Viruses linked to the common cold could be causing memory loss and Alzheimer’s disease in millions of people, new research suggests. Experts suspect that common viruses which infect around one billion people worldwide each year may be invading the central nervous system and damaging the brain. In later life this could lead to symptoms of memory loss and declining mental ability.
The viruses involved belong to a large family called picornaviruses. They include rhinoviruses, which are associated with the common cold, and enteroviruses, which cause stomach upsets. Picornaviruses are also responsible for serious conditions such as encephalitis, meningitis, inflammation of the heart, hepatitis A and polio.
Evidence of harm to the brain has emerged from a study of mice infected with a polio-like picornavirus.

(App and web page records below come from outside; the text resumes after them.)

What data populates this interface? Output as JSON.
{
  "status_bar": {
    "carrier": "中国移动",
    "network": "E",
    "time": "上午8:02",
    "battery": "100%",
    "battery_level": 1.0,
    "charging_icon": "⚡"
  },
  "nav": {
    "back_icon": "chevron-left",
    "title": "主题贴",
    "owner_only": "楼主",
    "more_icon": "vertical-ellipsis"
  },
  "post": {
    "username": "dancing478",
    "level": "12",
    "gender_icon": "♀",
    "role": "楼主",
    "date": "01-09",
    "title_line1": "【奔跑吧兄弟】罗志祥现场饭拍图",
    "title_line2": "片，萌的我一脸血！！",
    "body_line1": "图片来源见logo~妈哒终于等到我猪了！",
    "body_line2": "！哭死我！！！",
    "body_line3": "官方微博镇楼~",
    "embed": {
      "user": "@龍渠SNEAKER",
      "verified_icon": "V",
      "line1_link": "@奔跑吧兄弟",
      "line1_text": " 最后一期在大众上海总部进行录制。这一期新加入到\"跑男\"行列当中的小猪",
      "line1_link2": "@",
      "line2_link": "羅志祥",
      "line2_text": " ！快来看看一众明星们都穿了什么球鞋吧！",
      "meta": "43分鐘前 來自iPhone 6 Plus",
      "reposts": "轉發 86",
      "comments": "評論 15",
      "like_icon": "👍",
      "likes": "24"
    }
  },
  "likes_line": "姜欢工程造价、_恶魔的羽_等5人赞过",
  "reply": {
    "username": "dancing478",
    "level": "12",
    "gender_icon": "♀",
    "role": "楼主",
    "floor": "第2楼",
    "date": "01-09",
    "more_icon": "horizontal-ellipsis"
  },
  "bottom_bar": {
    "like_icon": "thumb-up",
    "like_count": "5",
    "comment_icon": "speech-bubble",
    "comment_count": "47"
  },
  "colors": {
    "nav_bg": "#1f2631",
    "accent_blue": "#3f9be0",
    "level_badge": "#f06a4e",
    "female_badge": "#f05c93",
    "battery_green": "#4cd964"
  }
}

The animals had difficulty learning to navigate a maze designed to test various components of spatial memory. Scientists found that the degree of impairment was directly related to the number of cells dying in the hippocampus brain region, which plays an important role in memory and learning.
Study leader Dr Charles Howe, from the Mayo Clinic in Rochester, Minnesota, said: “Our study suggests that virus-induced memory loss could accumulate over the lifetime of an individual and eventually lead to clinical cognitive memory deficits.”